Oil Extends Gain as Industry Report Said to Show Supply DropBy
Libya’s NOC confirms reopening of Sharara, El Feel fields
OPEC deal could reduce inventories by first quarter: Citigroup
Oil extended a gain in New York as an industry report was said to show U.S. crude stockpiles fell last week.
February-delivery futures rose 30 cents after the American Petroleum Institute said late Tuesday that nationwide crude inventories sank 4.15 million barrels last week, according to a person familiar with the data. Libya’s National Oil Corp. said it reopened the Sharara and El-Feel fields and said they should help boost output by 175,000 barrels a day within one month and 270,000 within three months. An Energy Information Administration report on Wednesday was expected to show a 2.5 million-barrel decline, according to a Bloomberg survey.
Oil has traded near $50 a barrel since the Organization of Petroleum Exporting Countries agreed Nov. 30 to cut output for the first time in eight years. Non-OPEC producers including Russia will also trim supply. The reductions may trim swollen stockpiles as early as the first quarter, Citigroup Inc. said. U.S. crude inventories are at the highest seasonal level since the EIA began compiling weekly data in 1982. Gulf Coast refiners curb deliveries at the end of the year to reduce local taxes.
"We’re in a consolidation period," Gene McGillian, manager of market research for Tradition Energy in Stamford, Connecticut, said by telephone. "We’re going to move back and forth on headlines. Any headline that points to cheating on quotas or higher production will put downward pressure on the market."
West Texas Intermediate for February delivery traded at $53.60 a barrel at 4:50 p.m. on the New York Mercantile Exchange, after settling at $53.30. The January contract rose 11 cents to expire at $52.23 Tuesday. Total volume traded was 37 percent below the 100-day average at 3:12 p.m.
Brent for February settlement rose 43 cents, or 0.8 percent, to $55.35 a barrel on the London-based ICE Futures Europe exchange. The global benchmark crude closed at a $2.05 premium to February WTI.
Libya is also set to load its first crude cargo in two years from Es Sider oil port, its largest export terminal. A comeback by the country, which was exempted from OPEC’s planned cuts because of its internal strife, will put more pressure on OPEC and other producers that agreed to cuts. Libya, which holds Africa’s largest oil reserves is struggling to recover from years of conflict between rival governments and militias.
The agreement between OPEC and other producers may help send Brent prices above $70 a barrel next year, according to Ed Morse, head of commodity research at Citigroup. he says he expects production to drop by near 1 million barrels a day.
Iraq, OPEC’s second-largest oil producer, told buyers of its crude that exports will drop to meet its commitments to the organization.

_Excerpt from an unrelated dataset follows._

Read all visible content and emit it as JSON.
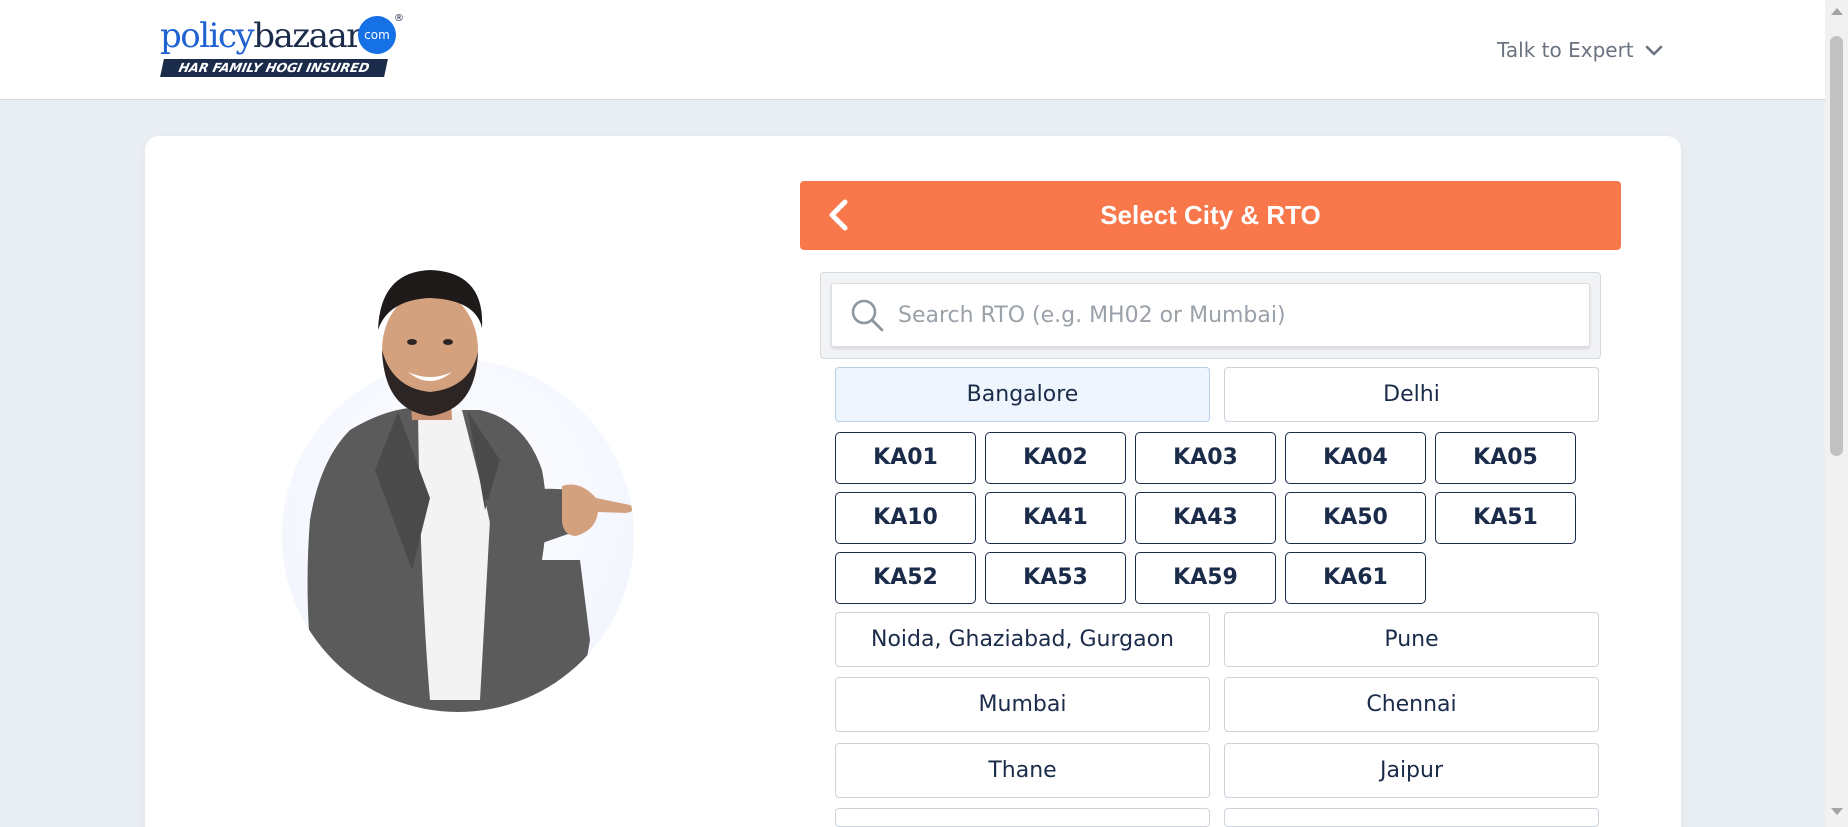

Among the 12 other OPEC nations, top producer Saudi Arabia, Kuwait, the United Arab Emirates and Qatar are said to have warned some customers of lower crude allocations for next month. Algeria and Gabon said they’ve told oil companies about reducing output. Angola said it will curtail production in line with its commitment.
The EIA is projected to report that U.S. gasoline stockpiles increased in the week ended Dec. 16, while inventories of distillate fuel, a category that includes heating or and diesel, declined, according to the survey of analysts.
Crude stockpiles at Cushing, Oklahoma, the delivery point for WTI and the biggest U.S. oil-storage hub, probably increased by 1.9 million barrels last week, according to a forecast compiled by Bloomberg.
- President Barack Obama is preparing to block the sale of new offshore drilling rights in much of the U.S. Arctic and parts of the Atlantic, according to two people familiar with the decision.
- Saudi Arabia retakes position as biggest oil seller to India, according to shipping data obtained by Bloomberg.
— With assistance by Jessica Summers, and Grant Smith